(Data extracted from a collection)
• • •
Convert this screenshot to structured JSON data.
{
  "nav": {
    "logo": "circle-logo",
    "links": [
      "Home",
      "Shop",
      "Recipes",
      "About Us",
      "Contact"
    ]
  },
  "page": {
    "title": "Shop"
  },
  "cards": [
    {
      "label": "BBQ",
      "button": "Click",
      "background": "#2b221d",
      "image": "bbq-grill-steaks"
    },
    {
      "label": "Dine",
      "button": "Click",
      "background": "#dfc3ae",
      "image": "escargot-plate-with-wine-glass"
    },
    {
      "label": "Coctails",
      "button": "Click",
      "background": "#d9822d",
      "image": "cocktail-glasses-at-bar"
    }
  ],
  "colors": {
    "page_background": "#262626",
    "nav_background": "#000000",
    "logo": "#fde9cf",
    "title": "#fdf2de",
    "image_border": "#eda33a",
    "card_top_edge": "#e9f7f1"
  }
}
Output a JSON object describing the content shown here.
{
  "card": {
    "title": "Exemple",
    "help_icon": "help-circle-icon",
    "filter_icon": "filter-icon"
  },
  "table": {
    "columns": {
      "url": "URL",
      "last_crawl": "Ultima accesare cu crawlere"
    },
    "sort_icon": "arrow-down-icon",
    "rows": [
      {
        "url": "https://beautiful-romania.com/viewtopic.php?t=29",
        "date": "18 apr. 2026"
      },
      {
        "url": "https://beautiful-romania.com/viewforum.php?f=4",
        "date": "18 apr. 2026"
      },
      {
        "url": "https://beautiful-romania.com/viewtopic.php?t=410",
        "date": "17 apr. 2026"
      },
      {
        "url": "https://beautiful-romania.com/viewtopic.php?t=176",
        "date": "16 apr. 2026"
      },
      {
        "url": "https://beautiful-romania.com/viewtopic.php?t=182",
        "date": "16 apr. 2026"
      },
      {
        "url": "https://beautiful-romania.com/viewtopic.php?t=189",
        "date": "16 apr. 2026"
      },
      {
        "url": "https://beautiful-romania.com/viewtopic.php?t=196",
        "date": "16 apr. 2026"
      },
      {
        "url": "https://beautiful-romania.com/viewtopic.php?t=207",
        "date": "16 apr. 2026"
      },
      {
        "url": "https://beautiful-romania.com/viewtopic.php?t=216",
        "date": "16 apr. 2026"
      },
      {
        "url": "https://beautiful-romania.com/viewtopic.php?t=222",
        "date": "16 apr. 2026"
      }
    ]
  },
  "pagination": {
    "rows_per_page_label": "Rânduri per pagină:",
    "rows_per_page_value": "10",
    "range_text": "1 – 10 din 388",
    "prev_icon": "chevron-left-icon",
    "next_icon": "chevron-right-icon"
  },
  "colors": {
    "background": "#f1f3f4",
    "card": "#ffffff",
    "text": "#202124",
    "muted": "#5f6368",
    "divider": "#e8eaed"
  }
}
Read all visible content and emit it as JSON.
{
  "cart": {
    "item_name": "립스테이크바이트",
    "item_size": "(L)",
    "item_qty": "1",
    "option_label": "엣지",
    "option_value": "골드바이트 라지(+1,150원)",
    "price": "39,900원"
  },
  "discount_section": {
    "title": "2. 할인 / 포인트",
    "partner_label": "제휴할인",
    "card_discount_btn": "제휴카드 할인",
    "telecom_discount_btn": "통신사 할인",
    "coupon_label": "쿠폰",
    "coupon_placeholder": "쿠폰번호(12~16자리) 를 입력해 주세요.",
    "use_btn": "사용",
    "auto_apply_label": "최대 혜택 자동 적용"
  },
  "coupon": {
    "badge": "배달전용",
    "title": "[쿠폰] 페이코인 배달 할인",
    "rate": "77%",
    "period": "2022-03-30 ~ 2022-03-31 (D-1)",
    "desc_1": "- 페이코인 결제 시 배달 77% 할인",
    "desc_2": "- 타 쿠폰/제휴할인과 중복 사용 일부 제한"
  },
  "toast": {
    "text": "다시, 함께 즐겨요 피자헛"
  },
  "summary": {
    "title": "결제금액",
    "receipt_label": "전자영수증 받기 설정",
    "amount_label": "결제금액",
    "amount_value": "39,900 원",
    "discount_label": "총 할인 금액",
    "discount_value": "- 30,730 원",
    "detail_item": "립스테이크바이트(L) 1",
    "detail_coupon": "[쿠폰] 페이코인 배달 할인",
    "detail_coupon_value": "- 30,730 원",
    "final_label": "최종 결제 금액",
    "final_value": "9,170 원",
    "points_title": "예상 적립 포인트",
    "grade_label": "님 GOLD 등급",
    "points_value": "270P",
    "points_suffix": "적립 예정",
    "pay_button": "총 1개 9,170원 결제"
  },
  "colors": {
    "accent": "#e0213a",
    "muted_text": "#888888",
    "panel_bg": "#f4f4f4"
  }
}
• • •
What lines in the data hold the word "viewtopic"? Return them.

        "url": "https://beautiful-romania.com/viewtopic.php?t=29",
        "url": "https://beautiful-romania.com/viewtopic.php?t=410",
        "url": "https://beautiful-romania.com/viewtopic.php?t=176",
        "url": "https://beautiful-romania.com/viewtopic.php?t=182",
        "url": "https://beautiful-romania.com/viewtopic.php?t=189",
        "url": "https://beautiful-romania.com/viewtopic.php?t=196",
        "url": "https://beautiful-romania.com/viewtopic.php?t=207",
        "url": "https://beautiful-romania.com/viewtopic.php?t=216",
        "url": "https://beautiful-romania.com/viewtopic.php?t=222",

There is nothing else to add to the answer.